> [TASK DIRECTIONS]: Every line in the records below with the string "database" is to be copied out.

━━━━━ EXERCISE DATA ━━━━━

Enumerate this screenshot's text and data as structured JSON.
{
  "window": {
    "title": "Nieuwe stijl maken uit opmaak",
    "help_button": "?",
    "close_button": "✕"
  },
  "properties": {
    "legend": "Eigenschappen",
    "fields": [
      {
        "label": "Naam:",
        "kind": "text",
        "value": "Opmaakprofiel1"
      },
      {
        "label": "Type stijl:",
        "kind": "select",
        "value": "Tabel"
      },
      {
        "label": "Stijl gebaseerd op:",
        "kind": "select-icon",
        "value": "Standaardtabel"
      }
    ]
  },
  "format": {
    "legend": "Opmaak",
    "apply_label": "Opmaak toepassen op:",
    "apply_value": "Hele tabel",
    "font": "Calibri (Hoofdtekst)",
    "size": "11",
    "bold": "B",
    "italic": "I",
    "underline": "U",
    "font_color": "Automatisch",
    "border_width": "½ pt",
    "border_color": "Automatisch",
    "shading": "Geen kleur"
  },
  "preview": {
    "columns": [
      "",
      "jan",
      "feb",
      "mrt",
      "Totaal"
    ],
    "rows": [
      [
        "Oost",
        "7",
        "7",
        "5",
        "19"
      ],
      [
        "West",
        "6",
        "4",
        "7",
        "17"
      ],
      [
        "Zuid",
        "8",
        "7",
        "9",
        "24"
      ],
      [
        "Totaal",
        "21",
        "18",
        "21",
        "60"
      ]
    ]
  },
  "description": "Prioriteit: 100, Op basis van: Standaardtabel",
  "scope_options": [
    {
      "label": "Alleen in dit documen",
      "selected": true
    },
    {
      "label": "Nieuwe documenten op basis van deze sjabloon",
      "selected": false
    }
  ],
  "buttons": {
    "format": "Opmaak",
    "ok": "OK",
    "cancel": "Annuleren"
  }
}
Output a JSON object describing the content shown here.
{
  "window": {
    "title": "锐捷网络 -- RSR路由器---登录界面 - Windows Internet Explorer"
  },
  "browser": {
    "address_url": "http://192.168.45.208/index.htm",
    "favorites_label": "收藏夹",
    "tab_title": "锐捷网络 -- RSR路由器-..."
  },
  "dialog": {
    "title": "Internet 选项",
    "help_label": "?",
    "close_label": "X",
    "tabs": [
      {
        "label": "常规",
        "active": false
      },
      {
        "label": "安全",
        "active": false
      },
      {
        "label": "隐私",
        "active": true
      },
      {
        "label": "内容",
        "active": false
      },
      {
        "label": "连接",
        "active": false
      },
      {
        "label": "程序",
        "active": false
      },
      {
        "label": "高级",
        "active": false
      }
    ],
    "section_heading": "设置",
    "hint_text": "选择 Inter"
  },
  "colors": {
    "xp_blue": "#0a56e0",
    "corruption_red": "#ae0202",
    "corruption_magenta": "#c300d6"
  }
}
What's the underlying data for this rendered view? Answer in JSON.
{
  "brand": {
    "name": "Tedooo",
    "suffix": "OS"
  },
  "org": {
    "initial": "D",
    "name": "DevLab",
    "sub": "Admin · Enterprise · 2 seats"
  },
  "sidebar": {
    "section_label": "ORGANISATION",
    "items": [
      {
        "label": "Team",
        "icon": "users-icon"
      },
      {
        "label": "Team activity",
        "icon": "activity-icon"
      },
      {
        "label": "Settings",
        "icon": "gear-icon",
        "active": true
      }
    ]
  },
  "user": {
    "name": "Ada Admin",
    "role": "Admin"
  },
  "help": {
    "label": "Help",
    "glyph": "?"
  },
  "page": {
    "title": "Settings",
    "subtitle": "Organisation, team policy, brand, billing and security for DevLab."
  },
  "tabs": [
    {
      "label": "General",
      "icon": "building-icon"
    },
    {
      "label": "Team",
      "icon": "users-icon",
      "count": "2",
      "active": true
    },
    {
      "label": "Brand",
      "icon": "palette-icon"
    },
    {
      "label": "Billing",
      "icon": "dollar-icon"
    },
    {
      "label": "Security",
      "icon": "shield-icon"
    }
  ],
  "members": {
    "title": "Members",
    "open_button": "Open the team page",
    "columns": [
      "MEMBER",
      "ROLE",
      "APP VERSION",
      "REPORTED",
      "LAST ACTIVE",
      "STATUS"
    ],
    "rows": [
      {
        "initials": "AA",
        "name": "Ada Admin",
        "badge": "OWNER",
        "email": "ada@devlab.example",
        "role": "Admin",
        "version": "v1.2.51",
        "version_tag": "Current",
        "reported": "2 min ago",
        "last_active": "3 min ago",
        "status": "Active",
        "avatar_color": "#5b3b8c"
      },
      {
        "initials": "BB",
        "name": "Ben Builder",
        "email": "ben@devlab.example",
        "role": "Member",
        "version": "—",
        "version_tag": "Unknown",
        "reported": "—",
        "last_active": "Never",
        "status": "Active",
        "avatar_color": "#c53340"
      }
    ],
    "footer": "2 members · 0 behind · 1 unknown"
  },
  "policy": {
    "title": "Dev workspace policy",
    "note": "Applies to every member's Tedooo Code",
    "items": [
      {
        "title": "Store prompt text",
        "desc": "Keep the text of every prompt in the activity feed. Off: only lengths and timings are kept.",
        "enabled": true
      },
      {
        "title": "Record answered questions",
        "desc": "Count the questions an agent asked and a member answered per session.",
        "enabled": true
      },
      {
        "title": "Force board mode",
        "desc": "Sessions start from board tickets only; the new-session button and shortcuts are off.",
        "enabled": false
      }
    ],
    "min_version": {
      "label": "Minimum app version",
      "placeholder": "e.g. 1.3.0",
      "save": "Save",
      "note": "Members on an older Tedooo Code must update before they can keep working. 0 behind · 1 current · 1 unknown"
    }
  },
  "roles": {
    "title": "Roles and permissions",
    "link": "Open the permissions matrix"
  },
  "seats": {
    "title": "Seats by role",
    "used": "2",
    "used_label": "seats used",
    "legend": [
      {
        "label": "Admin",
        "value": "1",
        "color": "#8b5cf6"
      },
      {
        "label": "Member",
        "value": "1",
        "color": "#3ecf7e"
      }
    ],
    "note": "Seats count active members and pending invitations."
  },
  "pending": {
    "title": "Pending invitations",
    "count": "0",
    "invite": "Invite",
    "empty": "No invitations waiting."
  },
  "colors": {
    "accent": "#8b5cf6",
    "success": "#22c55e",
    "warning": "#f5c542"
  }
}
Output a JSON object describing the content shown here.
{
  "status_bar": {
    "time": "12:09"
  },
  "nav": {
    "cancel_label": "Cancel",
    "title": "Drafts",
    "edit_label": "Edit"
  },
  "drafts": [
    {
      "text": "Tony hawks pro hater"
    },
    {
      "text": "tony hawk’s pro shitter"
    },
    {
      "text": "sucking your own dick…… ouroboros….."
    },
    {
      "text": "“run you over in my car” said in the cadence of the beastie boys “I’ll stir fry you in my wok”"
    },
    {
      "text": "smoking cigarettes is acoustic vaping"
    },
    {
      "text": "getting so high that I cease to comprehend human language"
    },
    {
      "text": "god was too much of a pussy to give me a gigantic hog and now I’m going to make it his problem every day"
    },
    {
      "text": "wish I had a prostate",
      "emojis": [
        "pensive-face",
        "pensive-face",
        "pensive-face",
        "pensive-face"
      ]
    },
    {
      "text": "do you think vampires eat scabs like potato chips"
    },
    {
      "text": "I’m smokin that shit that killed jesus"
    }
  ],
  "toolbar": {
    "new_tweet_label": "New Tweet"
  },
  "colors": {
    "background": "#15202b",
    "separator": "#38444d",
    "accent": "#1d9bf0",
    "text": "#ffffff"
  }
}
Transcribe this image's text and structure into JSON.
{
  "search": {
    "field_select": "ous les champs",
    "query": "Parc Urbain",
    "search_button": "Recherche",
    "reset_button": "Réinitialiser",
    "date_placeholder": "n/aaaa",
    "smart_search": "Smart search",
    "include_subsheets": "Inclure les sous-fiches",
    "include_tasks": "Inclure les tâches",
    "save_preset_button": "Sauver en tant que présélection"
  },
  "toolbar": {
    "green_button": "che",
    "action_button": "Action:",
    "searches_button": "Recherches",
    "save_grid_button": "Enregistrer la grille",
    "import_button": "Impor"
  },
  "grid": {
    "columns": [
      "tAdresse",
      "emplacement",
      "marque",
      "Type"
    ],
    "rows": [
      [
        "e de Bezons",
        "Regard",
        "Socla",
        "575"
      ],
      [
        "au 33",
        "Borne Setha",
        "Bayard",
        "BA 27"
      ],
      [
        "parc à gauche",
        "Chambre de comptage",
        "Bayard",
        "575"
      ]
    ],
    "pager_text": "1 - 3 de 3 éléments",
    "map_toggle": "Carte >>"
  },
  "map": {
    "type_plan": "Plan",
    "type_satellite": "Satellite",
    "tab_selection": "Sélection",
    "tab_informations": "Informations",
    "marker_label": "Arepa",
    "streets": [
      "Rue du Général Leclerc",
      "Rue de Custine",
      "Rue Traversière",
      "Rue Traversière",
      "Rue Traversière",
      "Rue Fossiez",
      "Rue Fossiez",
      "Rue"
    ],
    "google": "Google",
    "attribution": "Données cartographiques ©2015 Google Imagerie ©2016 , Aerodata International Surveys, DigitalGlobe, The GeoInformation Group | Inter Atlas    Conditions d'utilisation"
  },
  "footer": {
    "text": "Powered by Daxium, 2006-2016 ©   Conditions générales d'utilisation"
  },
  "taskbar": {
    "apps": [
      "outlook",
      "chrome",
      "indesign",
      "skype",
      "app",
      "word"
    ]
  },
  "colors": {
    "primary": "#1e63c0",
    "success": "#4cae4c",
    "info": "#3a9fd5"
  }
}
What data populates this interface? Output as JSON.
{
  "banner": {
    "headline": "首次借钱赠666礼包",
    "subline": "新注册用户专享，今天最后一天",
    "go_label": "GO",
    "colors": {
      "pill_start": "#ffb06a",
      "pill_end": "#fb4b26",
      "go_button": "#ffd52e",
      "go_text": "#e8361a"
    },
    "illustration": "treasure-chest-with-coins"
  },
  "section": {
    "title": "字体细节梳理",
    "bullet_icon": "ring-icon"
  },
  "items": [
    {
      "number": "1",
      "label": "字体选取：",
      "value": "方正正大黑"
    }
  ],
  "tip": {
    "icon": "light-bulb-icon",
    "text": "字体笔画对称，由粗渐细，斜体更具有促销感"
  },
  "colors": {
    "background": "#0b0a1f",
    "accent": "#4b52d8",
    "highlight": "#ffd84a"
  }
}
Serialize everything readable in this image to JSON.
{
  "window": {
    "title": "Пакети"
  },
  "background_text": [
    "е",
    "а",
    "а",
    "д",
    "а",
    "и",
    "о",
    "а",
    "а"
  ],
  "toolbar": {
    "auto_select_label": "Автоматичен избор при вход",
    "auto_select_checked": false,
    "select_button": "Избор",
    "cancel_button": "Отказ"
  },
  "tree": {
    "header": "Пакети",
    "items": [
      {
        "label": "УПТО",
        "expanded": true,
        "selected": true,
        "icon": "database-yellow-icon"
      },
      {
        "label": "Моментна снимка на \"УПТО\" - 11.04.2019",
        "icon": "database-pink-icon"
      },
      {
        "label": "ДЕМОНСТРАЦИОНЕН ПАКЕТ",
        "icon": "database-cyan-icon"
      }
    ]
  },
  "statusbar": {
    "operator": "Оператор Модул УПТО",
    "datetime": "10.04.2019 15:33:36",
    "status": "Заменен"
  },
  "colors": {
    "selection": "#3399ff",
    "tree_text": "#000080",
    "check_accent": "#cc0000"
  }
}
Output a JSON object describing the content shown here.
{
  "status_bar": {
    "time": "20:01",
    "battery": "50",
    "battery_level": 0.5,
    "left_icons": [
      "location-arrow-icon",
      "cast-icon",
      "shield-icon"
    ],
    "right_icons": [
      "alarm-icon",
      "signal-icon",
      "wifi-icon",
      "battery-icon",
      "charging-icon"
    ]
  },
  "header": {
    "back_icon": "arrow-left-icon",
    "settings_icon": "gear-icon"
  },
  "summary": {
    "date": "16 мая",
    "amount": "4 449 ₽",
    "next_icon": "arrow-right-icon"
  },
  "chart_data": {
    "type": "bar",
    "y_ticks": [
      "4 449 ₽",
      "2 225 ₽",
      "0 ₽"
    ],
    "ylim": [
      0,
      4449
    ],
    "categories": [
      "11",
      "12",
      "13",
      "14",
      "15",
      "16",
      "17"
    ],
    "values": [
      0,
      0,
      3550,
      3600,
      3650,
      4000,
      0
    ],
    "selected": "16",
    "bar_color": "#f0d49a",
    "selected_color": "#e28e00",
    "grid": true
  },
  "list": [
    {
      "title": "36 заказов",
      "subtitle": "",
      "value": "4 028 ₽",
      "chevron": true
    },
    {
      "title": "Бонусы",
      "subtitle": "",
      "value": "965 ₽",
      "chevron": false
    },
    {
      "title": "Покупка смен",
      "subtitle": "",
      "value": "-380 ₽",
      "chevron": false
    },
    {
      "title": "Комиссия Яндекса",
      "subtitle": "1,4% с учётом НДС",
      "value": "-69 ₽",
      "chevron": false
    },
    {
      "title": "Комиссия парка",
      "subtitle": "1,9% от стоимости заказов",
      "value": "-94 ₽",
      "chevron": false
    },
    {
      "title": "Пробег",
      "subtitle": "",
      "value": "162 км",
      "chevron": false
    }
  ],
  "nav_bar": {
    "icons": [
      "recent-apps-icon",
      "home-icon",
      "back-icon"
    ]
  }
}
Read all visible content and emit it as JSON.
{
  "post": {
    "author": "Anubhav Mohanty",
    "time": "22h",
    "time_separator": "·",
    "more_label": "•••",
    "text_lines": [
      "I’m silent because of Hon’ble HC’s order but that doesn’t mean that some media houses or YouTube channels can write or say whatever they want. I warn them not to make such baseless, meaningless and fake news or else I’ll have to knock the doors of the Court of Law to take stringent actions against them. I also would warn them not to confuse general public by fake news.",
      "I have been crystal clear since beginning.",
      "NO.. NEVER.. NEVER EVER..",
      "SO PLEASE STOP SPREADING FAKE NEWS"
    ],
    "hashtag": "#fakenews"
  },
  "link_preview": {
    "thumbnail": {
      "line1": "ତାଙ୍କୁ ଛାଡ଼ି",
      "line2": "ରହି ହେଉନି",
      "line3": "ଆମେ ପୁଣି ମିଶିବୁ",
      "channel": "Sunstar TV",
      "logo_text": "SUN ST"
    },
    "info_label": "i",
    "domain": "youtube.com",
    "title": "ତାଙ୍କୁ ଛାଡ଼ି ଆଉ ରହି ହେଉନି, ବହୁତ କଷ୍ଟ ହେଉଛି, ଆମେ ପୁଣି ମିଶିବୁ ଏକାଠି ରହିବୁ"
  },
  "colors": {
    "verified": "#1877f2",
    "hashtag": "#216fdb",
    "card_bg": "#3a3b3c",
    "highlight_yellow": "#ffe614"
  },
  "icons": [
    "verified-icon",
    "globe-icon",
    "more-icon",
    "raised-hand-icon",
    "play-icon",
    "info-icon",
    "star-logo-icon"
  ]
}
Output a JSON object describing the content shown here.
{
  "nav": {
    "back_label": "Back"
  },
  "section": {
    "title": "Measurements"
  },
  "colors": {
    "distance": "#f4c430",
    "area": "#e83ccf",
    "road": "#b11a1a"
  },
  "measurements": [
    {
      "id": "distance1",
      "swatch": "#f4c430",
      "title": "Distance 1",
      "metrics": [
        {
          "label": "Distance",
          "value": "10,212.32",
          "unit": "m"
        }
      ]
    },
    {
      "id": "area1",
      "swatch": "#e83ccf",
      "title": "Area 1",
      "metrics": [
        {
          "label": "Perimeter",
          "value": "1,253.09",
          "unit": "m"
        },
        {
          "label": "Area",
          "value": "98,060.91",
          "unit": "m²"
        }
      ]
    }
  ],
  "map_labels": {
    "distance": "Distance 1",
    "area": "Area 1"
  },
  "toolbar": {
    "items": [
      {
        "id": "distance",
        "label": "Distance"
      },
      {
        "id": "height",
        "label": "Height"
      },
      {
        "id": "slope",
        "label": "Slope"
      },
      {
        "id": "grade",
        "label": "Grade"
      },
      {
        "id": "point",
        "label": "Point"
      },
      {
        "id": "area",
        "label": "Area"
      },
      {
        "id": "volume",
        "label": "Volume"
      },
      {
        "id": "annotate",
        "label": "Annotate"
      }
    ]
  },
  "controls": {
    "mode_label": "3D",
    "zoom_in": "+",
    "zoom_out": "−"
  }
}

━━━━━

> [EXPECTED ANSWER]:
        "icon": "database-yellow-icon"
        "icon": "database-pink-icon"
        "icon": "database-cyan-icon"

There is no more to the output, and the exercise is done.